Observability and monitoring tools are essential to any DevSecOps toolchain. These tools help you understand what's happening in your system, identify issues as they arise, and take corrective action promptly.
Using such tools, you can better understand what's happening in your system and get notified when something goes wrong. Real-time alerts allow you to take corrective action before issues have irreversible consequences. With tools like distributed tracing, you can identify the root cause of bugs and fix them more quickly without impacting the app’s functionality.
If you're looking to improve the security and stability of your software, adopting a DevSecOps toolchain is a great place to start. But how do you begin? We'll break down some essential steps.
Before improving your security processes, you must understand where you stand. Assess and audit your current processes to identify weaknesses and areas for improvement. This assessment will give you a baseline from which to work and allow you to prioritize your efforts. Some things to consider when accessing your current processes include the following:
By answering these questions, you'll better understand your current security posture and be better equipped to make improvements.

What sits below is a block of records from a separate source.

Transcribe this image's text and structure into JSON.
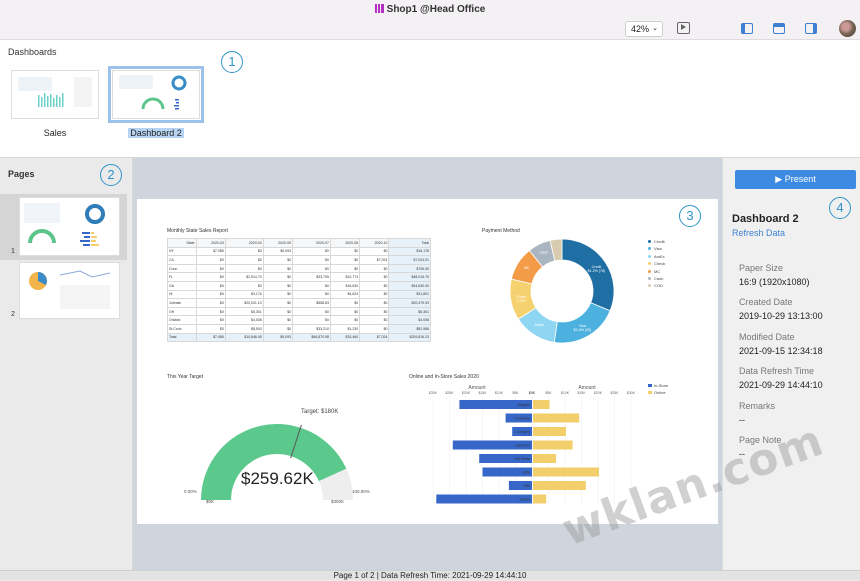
{
  "window": {
    "title": "Shop1 @Head Office",
    "zoom": "42%"
  },
  "toolbar": {
    "icons": [
      "presentation-icon",
      "layout-left-panel-icon",
      "layout-top-panel-icon",
      "layout-right-panel-icon"
    ]
  },
  "dashboards": {
    "label": "Dashboards",
    "items": [
      {
        "label": "Sales",
        "selected": false
      },
      {
        "label": "Dashboard 2",
        "selected": true
      }
    ]
  },
  "markers": [
    "1",
    "2",
    "3",
    "4"
  ],
  "pages": {
    "label": "Pages",
    "items": [
      {
        "number": "1",
        "selected": true
      },
      {
        "number": "2",
        "selected": false
      }
    ]
  },
  "report": {
    "table_title": "Monthly State Sales Report",
    "table_headers": [
      "State",
      "2020-03",
      "2020-04",
      "2020-05",
      "2020-07",
      "2020-08",
      "2020-10",
      "Total"
    ],
    "table_rows": [
      [
        "NY",
        "$7,085",
        "$0",
        "$9,093",
        "$0",
        "$0",
        "$0",
        "$16,178"
      ],
      [
        "CA",
        "$0",
        "$0",
        "$0",
        "$0",
        "$0",
        "$7,024",
        "$7,024.01"
      ],
      [
        "Conn",
        "$0",
        "$0",
        "$0",
        "$0",
        "$0",
        "$0",
        "$706.00"
      ],
      [
        "FL",
        "$0",
        "$2,914.70",
        "$0",
        "$33,795",
        "$10,774",
        "$0",
        "$48,016.70"
      ],
      [
        "GA",
        "$0",
        "$0",
        "$0",
        "$0",
        "$16,630",
        "$0",
        "$34,630.00"
      ],
      [
        "HI",
        "$0",
        "$3,176",
        "$0",
        "$0",
        "$4,624",
        "$0",
        "$31,801"
      ],
      [
        "Johnstn",
        "$0",
        "$20,021.10",
        "$0",
        "$558.83",
        "$0",
        "$0",
        "$20,479.93"
      ],
      [
        "OH",
        "$0",
        "$5,301",
        "$0",
        "$0",
        "$0",
        "$0",
        "$5,301"
      ],
      [
        "Ontario",
        "$0",
        "$4,008",
        "$0",
        "$0",
        "$0",
        "$0",
        "$4,008"
      ],
      [
        "St.Croix",
        "$0",
        "$8,500",
        "$0",
        "$33,210",
        "$1,230",
        "$0",
        "$52,986"
      ],
      [
        "Total",
        "$7,085",
        "$10,846.45",
        "$9,093",
        "$66,870.98",
        "$33,460",
        "$7,024",
        "$209,816.23"
      ]
    ],
    "payment_title": "Payment Method",
    "gauge_title": "This Year Target",
    "gauge_value": "$259.62K",
    "gauge_target": "Target: $180K",
    "gauge_min_pct": "0.00%",
    "gauge_max_pct": "100.00%",
    "gauge_min": "$0K",
    "gauge_max": "$300K",
    "bar_title": "Online and In-Store Sales 2020"
  },
  "chart_data": [
    {
      "type": "pie",
      "title": "Payment Method",
      "categories": [
        "Credit",
        "Visa",
        "AmEx",
        "Check",
        "MC",
        "Cash",
        "COD"
      ],
      "values": [
        31.2,
        21.2,
        13.5,
        12.8,
        10.5,
        7.1,
        3.7
      ],
      "slice_labels": [
        "Credit\n$1.2% (76)",
        "Visa\n$2.4% (33)",
        "AmEx",
        "Check\n2.4%",
        "MC",
        "Cash",
        ""
      ],
      "colors": [
        "#1f6fa4",
        "#4cb1de",
        "#8ed6f2",
        "#f6d16f",
        "#f39b47",
        "#a9b5c0",
        "#d8cbb0"
      ],
      "legend": "right"
    },
    {
      "type": "bar",
      "title": "Online and In-Store Sales 2020",
      "xlabel": "Amount",
      "categories": [
        "Alligator",
        "Chocolate",
        "Con grey",
        "Espresso",
        "Hot White",
        "Latte",
        "Milk",
        "Mocha"
      ],
      "series": [
        {
          "name": "In-Store",
          "values": [
            22,
            8,
            6,
            24,
            16,
            15,
            7,
            29
          ],
          "color": "#3667c8"
        },
        {
          "name": "Online",
          "values": [
            5,
            14,
            10,
            12,
            7,
            20,
            16,
            4
          ],
          "color": "#f2cf6b"
        }
      ],
      "left_ticks": [
        "$30K",
        "$25K",
        "$20K",
        "$15K",
        "$10K",
        "$5K",
        "$0K"
      ],
      "right_ticks": [
        "$0K",
        "$5K",
        "$10K",
        "$15K",
        "$20K",
        "$25K",
        "$30K"
      ],
      "legend": "right"
    },
    {
      "type": "gauge",
      "title": "This Year Target",
      "value": 259.62,
      "target": 180,
      "min": 0,
      "max": 300
    }
  ],
  "properties": {
    "present_label": "Present",
    "dashboard_title": "Dashboard 2",
    "refresh_label": "Refresh Data",
    "items": [
      {
        "label": "Paper Size",
        "value": "16:9 (1920x1080)"
      },
      {
        "label": "Created Date",
        "value": "2019-10-29 13:13:00"
      },
      {
        "label": "Modified Date",
        "value": "2021-09-15 12:34:18"
      },
      {
        "label": "Data Refresh Time",
        "value": "2021-09-29 14:44:10"
      },
      {
        "label": "Remarks",
        "value": "--"
      },
      {
        "label": "Page Note",
        "value": "--"
      }
    ]
  },
  "status": {
    "text": "Page 1 of 2 | Data Refresh Time: 2021-09-29 14:44:10"
  },
  "watermark": "wklan.com"
}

Once you have a handle on your current processes, the next step is to start automating as much as possible. Automation can help you streamline your security processes and make them more efficient. Some benefits of automation include the following:
There are several different ways you can automate your DevSecOps process, from using tools like Jenkins to automate your build and deployment process to using tools like Terraform to automate your infrastructure management. The key is identifying the areas where automation can have the biggest impact and starting there.
There are many different categories of tools to consider, each of which serves a different purpose. Consider your team's strengths and weaknesses and the types of applications you're working on when determining which tools to adopt. Jit offers a customizable platform that allows you to choose the tools that best fit your needs, so you can effortlessly implement continuous security into your CI/CD pipeline.
A DevSecOps toolchain can do miracles for the security and stability of your software. Following the steps outlined in this guide, you can build a DevSecOps toolchain that works for your team and will help you deliver better software. Whether you're just starting out or looking to take your security efforts to the next level, Jit can make integrating and managing your security tools a breeze. Don’t just take our word for it. Start building your toolchain today and see the benefits for yourself.